How to Report Long Term Acute Care Hospital Fraud (LTCH or LTACH fraud) and Receive a Whistleblower Reward
This article addresses how to report Long Term Acute Care Hospital fraud (LTCH or LTACH fraud) and receive a whistleblower reward.

Medicare pays long term acute care hospitals on a prospective payment system (PPS). That means Medicare pays a fixed or set price to long-term acute care hospitals (LTCH/LTACH). Because patients staying long term at a hospital can cost more than the stay for patients at general hospitals, Medicare pays a higher rate to LTCH/LTACH’s, provided they meet the requirements of being a long-term acute care hospital. Specifically, the LTCH/LTACH must have an average inpatient length of stay for Medicare patients greater than 25 days. Long term acute care hospitals that fail to exceed the 25 day rule for Medicare patients must repay Medicare the higher rates.

How to Report LTCH/LTACH Fraud pertaining to Extending Stays

Many long term acute care hospitals engage in fraud schemes by cheating to make it appear they meet the 25 day average stay. In short, some LTCH/LTACH keep many patients longer than medically necessary just to pad their numbers of days. For instance, administrators purposefully delay in creating discharge plans. Some LTCH/LTACH’s may even lie to family members, claiming the doctor wants them to stay a few more days. These LTCH/LTACH’s also delay in contacting nursing homes or hospice facilities where the patient is suppose to go just to keep them longer in their hospital.
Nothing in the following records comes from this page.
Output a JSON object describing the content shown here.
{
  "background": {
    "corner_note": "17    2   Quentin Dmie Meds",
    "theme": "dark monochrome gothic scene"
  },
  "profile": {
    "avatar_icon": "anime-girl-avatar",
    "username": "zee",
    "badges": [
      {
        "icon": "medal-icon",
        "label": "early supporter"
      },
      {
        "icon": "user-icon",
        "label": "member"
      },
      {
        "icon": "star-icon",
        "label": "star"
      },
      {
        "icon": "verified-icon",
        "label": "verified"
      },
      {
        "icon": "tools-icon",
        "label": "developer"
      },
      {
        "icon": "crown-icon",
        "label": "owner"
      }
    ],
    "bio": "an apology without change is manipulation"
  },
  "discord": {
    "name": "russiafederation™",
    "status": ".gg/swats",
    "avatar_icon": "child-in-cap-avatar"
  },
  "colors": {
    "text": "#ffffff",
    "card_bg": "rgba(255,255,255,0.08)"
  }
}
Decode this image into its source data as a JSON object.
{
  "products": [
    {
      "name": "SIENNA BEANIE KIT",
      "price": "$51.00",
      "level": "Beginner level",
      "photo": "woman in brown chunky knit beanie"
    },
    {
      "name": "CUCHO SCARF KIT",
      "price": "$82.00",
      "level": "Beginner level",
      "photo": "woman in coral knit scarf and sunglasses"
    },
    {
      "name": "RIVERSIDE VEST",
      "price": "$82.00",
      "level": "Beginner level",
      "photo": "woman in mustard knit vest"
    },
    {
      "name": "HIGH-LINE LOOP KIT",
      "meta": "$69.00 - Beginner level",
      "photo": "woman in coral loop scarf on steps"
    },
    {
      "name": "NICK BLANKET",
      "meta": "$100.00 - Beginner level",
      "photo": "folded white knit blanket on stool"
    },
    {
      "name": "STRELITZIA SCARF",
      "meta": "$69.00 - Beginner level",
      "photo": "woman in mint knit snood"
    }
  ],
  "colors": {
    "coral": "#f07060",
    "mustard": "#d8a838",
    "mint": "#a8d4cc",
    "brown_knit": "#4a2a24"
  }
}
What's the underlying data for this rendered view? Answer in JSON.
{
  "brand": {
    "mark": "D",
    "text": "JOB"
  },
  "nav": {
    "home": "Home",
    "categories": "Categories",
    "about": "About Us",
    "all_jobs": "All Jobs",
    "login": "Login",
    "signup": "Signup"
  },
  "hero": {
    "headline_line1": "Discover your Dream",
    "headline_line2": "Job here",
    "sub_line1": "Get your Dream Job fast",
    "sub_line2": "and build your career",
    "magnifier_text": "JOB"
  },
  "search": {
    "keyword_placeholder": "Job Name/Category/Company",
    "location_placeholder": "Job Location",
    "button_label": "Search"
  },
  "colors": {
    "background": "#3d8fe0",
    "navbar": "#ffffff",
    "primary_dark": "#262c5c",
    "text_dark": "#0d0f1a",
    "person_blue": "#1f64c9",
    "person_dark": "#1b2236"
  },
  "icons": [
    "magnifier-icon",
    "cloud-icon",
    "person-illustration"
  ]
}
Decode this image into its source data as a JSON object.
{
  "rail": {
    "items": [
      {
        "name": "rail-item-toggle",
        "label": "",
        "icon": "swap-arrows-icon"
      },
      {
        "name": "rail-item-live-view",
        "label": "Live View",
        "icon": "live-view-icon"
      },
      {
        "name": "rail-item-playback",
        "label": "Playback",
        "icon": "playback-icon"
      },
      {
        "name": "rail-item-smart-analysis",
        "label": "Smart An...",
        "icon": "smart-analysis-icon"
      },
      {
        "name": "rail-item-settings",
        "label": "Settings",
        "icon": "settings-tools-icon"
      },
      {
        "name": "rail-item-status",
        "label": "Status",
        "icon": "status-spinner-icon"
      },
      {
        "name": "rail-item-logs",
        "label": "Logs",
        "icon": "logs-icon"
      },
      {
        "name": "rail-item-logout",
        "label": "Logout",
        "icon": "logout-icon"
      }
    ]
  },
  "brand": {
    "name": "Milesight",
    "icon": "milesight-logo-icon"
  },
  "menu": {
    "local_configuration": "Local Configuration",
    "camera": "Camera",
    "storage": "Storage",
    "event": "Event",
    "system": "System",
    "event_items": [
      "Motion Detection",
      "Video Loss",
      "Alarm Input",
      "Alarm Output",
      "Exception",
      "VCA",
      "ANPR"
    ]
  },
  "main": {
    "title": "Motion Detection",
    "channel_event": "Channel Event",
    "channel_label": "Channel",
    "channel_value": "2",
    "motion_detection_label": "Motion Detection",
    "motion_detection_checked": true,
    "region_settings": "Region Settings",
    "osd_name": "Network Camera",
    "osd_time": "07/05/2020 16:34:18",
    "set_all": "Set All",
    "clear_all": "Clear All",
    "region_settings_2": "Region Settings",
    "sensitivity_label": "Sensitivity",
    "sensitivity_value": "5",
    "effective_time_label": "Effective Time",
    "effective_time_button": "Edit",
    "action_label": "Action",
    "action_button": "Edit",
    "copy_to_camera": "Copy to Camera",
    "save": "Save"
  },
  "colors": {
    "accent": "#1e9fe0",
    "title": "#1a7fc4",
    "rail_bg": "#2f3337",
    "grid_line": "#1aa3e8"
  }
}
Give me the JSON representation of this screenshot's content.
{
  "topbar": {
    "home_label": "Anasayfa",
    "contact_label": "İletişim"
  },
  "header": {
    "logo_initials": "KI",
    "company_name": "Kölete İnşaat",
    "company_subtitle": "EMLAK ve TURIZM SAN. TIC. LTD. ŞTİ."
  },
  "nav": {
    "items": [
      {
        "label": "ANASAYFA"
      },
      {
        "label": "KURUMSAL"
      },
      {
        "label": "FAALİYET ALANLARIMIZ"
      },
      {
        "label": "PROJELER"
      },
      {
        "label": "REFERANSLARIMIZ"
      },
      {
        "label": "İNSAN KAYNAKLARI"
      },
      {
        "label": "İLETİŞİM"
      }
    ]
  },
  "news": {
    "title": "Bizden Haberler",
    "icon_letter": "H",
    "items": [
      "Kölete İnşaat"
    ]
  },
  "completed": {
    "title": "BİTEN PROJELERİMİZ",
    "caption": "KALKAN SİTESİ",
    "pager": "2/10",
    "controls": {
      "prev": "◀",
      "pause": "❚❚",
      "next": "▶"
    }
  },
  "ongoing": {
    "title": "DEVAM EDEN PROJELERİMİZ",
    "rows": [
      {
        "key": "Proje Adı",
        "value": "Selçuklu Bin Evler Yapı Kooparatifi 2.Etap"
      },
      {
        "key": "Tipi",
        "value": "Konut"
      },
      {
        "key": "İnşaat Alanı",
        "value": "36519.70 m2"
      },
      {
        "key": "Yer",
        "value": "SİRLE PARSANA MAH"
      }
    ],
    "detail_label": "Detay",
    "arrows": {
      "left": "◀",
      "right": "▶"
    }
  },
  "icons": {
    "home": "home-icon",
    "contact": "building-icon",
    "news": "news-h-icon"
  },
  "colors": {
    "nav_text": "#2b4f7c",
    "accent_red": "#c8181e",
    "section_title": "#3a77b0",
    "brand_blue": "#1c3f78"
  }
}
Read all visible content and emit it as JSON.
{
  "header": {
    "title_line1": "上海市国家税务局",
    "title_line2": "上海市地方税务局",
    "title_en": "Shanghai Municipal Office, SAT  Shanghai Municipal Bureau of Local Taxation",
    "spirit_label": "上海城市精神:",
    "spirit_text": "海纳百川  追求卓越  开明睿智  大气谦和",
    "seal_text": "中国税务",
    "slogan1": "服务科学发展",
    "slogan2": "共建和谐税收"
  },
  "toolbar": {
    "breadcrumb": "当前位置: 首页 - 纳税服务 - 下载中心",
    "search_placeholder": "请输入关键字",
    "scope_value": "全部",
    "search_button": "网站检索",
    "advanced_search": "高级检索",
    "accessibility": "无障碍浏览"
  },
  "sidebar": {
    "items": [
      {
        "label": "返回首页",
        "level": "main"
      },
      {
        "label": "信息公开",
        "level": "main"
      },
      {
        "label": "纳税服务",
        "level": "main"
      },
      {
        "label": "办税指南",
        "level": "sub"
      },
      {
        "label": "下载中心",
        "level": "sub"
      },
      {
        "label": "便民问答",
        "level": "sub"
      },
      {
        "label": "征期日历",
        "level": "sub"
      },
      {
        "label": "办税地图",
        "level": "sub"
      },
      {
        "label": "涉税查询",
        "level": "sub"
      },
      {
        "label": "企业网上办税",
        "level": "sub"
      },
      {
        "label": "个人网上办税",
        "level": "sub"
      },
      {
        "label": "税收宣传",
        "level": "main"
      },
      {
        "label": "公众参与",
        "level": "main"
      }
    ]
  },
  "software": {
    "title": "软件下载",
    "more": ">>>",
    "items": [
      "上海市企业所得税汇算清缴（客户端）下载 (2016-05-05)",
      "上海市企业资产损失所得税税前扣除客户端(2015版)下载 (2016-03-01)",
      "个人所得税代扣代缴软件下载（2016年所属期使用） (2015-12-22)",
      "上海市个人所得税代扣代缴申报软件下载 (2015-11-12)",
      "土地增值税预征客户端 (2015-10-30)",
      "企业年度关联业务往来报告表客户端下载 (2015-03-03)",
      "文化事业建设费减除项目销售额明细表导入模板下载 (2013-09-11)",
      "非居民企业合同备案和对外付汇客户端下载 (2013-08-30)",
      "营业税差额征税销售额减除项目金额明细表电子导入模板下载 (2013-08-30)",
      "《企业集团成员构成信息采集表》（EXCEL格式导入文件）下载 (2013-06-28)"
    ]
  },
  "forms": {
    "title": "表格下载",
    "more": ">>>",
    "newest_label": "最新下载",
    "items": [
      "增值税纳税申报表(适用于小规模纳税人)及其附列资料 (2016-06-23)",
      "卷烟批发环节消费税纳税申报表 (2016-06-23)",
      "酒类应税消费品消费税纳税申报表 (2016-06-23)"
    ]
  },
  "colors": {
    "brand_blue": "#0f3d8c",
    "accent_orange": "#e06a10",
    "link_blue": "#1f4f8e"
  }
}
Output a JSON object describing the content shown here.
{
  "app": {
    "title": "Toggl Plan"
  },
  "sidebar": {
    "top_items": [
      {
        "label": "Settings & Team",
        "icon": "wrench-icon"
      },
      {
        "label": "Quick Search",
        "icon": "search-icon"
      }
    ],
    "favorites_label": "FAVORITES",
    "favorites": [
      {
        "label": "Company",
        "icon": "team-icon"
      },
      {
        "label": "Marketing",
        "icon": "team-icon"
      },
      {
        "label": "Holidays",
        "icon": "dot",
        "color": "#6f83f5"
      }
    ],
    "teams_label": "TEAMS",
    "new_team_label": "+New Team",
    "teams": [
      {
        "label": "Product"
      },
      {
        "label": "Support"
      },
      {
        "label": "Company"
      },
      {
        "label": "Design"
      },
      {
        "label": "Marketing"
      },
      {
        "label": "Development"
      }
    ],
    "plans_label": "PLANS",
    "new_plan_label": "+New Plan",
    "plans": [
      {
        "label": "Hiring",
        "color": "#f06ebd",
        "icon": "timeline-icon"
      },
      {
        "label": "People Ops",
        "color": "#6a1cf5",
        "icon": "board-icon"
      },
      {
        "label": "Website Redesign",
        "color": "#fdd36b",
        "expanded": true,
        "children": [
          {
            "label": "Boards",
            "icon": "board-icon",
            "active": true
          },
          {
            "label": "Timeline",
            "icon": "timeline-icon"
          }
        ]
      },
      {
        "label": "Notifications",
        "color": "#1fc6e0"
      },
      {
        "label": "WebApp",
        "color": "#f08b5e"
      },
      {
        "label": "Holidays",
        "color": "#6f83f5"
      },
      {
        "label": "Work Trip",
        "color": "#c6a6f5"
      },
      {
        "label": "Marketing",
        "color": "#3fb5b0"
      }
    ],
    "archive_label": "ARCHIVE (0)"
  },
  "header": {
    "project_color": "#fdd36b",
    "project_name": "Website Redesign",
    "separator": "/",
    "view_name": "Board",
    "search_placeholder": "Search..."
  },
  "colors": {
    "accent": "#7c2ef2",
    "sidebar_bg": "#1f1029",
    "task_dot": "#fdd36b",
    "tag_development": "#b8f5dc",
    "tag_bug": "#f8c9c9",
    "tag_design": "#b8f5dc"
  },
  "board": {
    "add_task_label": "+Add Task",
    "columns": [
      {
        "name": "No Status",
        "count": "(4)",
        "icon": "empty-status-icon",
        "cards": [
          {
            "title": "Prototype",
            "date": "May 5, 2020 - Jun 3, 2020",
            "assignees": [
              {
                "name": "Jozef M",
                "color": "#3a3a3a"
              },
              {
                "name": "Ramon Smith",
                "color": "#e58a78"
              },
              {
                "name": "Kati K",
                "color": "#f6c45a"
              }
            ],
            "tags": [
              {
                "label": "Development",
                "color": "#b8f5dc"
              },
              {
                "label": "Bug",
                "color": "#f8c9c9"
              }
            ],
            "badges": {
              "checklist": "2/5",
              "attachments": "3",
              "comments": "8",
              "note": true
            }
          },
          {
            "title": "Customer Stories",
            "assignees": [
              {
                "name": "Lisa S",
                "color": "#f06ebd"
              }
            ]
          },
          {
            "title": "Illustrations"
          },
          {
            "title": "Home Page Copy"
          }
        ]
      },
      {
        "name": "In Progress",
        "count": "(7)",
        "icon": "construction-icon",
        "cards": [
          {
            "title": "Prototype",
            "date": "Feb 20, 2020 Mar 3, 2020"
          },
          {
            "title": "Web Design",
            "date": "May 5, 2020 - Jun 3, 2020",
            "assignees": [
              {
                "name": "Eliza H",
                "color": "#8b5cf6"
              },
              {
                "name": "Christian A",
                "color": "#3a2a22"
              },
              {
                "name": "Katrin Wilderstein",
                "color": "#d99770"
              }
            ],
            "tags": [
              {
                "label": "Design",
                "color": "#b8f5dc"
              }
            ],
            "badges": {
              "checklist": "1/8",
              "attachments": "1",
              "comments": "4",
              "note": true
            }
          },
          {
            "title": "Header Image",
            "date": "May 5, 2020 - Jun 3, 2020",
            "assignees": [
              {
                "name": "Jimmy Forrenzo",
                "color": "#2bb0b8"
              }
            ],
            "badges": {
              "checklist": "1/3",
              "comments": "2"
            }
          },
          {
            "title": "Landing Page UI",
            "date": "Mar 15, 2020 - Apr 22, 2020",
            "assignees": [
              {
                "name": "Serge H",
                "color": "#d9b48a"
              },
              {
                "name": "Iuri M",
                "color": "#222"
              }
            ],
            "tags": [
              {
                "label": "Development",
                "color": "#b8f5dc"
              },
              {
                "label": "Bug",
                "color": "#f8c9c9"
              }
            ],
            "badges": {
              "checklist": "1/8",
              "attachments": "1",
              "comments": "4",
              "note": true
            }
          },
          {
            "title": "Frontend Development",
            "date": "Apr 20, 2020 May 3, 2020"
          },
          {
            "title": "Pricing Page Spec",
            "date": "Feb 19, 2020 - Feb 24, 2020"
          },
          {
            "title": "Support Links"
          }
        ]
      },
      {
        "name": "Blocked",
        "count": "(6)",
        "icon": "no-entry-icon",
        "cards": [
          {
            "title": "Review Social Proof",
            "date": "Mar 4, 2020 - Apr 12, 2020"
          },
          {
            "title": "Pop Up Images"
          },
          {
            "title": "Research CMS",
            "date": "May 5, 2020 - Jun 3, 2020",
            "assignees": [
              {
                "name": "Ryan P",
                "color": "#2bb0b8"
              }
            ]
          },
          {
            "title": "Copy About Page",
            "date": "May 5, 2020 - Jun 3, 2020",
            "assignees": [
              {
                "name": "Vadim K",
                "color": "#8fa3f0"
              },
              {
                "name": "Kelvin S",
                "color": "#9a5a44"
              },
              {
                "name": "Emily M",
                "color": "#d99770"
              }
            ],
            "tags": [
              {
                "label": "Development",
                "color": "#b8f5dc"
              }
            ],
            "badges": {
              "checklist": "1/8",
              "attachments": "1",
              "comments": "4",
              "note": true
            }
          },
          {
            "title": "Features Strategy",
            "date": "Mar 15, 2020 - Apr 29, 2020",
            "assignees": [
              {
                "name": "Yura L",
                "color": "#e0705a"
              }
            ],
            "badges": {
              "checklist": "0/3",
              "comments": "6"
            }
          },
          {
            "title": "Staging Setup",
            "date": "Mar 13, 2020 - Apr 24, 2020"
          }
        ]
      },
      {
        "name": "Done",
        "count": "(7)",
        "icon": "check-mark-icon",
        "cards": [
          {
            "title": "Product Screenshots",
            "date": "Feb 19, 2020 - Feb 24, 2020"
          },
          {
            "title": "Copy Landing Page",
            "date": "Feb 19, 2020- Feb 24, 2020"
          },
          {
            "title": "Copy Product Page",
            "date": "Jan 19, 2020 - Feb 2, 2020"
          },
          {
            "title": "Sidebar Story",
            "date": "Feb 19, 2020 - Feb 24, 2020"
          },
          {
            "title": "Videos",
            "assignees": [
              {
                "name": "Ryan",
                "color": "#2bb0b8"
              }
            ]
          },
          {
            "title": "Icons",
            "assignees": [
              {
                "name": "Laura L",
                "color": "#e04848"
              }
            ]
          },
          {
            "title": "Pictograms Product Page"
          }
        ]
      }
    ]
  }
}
How to Report LTCH/LTACH Fraud pertaining to Interrupted Stays

Other long term care hospitals engage in fraud schemes by circumventing the “interrupted stay” regulation, which does not pay LTCH/LTACH’s more funds if they discharge patients for less than 10 days before readmitting them. The purpose of this rule is to prevent LTCH/LTACH’s from transferring a patient to another provider just to bring them back so they can bill more. For instance, suppose Jane Doe is admitted to a LTCH/LTACH for an illness that will keep her in the hospital for 30 days. (Note: a LTCH/LTACH does not get paid for days after the allowed length of stay. But if after 10 days away, it can readmit the patient and keep billing.) If on day 28, Jane develops a condition requiring intensive care, she is properly transferred to an ICU at another hospital. Assume Jane gets better in 8 days and should go back to the LTCH/LTACH. But, the LTCH/LTACH will not get paid more if she returns in less than 10 days, so the LTCH/LTACH blocks the admission by stalling and refusing to allow the patient to be transferred back until 10 days passed. This is fraud, and the LTCH/LTACH must repay the extra billing submitted to Medicare.

Damages and Whistleblower Rewards for reporting LTCH/LTACH Fraud

If an LTCH/LTACH routinely commits these types of fraud over the course of a few years, the damages to Medicare can be in the millions of dollars. The U.S. Department of Justice has a whistleblower reward program that will pay you between 15% and 30% of what it recovers back from a hospital or healthcare provider that cheats Medicare or Medicaid. You will need to have an attorney file the application for you, and they will take the case on a contingency fee so you will not need to spend a dime to seek a reward. Fraud by LTACH’s is now on the radar screen of the government and it wants you to report it and collect a sizeable reward.

Mr. Hesch has filed several whistleblower reward applications for those asking him how to report Long Term Acute Care Hospital fraud (LTCH or LTACH fraud). In one case, the whistleblower received over $12 million as a reward.
Find out if Mr. Hesch can help you answer the question of how to report Long Term Acute Care Hospital fraud (LTCH or LTACH fraud) and receive a whistleblower reward.

See the link below “Do I have a case” to have Mr. Hesch review your case. See the link below “Report Fraud” to learn more about the government’s whistleblower reward program.

Click on this link for a pdf version of this article, Reporting LTCH or LTACH fraud for a reward